Â It wasn’t really a defining moment…it was a combination of a few things, including my unhappiness and lack of inner peace. While working for a personal injury law firm, I just decided enough was enough. I landed a part time job that would require me to make some adjustments to my standard of living, but would still pay me enough to remain in New York, and during my free time, I starting getting my feet wet as a blogger.
Tell us about your first BIG break in the entertainment industry. Was it everything you thought itÂ would be? Why or why not?Â
My first big break was becoming a blogger for Live.Â DrJays.com. It was my first gig blogging for a major website, and it has been an amazing experience!! Blogging for DrJays has opened up a lot of doors for me, and I still blog for them although my schedule is a lot more hectic than it was back then. Through my work for DrJays, I’ve had the opportunity to interview some amazing people and attend some amazing events!
What is it like being the “The Hip-Hop Socialite?” what is a typical work day like for you?
Â I spend a lot of time on the phone or on my laptop. I start off every day checking my emails and penning a post (typically a gossip post) for DrJays. A lot of what I do revolves around what has people talking, so I spend a lot of time reading the blogs. From that, I’m able to determine the next hot interview to pursue. I do a lot of research tracking down publicists for different celebrities and corresponding with them via email to schedule interviews. I cover a lot of events as well. Between writing for the Huffington Post, DrJays, RumorFix, and penning my own weekly entertainment news column, my days are dominated by pursuing and conducting interviews.
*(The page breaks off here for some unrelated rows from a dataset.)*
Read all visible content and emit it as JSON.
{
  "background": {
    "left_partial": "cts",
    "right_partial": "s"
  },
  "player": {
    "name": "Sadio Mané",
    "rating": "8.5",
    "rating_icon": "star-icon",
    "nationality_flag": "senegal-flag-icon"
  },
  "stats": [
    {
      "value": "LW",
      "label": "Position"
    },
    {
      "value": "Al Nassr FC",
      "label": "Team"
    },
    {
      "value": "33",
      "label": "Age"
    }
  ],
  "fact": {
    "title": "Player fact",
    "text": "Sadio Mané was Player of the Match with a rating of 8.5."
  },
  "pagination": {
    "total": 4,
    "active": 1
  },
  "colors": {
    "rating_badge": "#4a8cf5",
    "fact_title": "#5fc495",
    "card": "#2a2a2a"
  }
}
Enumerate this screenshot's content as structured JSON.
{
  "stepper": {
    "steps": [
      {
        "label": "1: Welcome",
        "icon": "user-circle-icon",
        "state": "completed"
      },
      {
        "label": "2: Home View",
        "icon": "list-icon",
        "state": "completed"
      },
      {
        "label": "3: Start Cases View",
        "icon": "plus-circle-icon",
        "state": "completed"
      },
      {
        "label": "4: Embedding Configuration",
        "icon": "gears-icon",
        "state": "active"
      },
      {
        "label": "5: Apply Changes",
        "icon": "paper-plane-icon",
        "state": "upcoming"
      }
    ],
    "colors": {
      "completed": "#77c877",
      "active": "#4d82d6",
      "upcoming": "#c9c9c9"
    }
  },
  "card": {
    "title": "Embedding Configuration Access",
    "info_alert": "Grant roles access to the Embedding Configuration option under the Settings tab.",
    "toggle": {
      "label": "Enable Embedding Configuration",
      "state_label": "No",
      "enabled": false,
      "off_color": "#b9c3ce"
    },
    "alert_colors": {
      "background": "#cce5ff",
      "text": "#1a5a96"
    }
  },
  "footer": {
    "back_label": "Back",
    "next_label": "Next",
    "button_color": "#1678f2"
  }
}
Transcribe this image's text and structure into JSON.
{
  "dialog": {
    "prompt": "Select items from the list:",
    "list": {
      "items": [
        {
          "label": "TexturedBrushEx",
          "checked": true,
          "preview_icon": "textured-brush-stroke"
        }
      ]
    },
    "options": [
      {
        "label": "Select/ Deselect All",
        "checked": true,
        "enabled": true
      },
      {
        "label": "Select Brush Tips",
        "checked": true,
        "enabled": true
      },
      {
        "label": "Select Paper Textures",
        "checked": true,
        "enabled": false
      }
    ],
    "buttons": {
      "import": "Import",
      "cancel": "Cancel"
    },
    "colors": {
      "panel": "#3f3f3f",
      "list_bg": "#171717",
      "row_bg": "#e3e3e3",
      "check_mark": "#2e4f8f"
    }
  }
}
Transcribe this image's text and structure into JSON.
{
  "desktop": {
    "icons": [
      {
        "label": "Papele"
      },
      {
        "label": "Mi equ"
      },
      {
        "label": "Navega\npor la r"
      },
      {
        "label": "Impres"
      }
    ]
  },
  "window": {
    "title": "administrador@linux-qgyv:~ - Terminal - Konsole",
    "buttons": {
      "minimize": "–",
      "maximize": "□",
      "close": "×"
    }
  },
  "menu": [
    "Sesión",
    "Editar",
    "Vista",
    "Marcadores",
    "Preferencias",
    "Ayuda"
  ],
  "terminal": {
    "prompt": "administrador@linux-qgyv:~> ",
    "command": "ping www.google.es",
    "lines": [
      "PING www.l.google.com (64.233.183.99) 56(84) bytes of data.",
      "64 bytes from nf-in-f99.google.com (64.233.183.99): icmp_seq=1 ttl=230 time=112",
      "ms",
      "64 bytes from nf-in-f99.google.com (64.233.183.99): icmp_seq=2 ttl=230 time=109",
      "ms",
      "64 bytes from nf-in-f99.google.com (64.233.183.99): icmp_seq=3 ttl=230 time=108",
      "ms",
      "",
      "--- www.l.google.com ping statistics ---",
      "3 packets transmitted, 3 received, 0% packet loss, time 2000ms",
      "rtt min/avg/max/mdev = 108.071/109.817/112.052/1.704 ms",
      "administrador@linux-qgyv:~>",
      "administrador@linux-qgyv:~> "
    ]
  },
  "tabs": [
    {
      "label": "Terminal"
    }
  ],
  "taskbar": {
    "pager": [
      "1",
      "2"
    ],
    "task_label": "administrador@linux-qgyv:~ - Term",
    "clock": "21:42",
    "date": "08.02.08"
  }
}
As a media personality/journalist you get to meet lots of celebs. What is that like? Any favoriteÂ moments (interviews)? Not so favorite?
Meeting celebrities is typically an enjoyable experience. I can honestly say, most of the celebs I’ve interviewed or met have been pleasant people. One of my favorite moments occurred during my first celebrity interview. It was with singer J. Holiday back when he was riding high off the success of his single, “Bed.” I was in Atlanta visiting friends when I got the call asking me to speak to him. When the scheduled time for us to talk arrived, instead of having to go through a publicist, J called me directly. When he found out I was visiting Atlanta, he suggested we do the interview over brunch. The next day, my friends and I met him for brunch, and he was really a cool guy!! He treated us to a great meal, and gave me a great interview. His career may not be as hot as it was back then, but he’s a talented guy, and really nice.Â I’ve definitely had some not so good moments, but I won’t go there.
You were a 2012 “Black Celebration” Award nominee for your work in urban media. Tell usÂ about that.
I was nominated for a “Black Celebration” Award for exemplifying the Black community through my work in urban media. At the awards ceremony, they honored actor Isaiah Washington…to be mentioned at the same awards ceremony as Isaiah Washington was an honor. It was a proud moment for me to get nominated because I felt validated as an entertainment journalist.
When all is said and done, would you do it all over again the same way? Why or why not?
I think what I would have done differently was admit to myself that I wasn’t pursuing my passion a lot earlier than I did. That doesn’t necessarily mean I wouldn’t have went to law school (a law degree is a very valuable thing whether or not you’re a practicing attorney), but in undergrad, I probably would have majored in journalism and started pursuing opportunities a lot earlier than I did. What I’ve managed to accomplish in the last few years is phenomenal, but can you imagine where I would be right now if I had stopped living for other people and pursued my dreams a lot earlier than I did?
What advice would you give to others about following their dreams?Â Â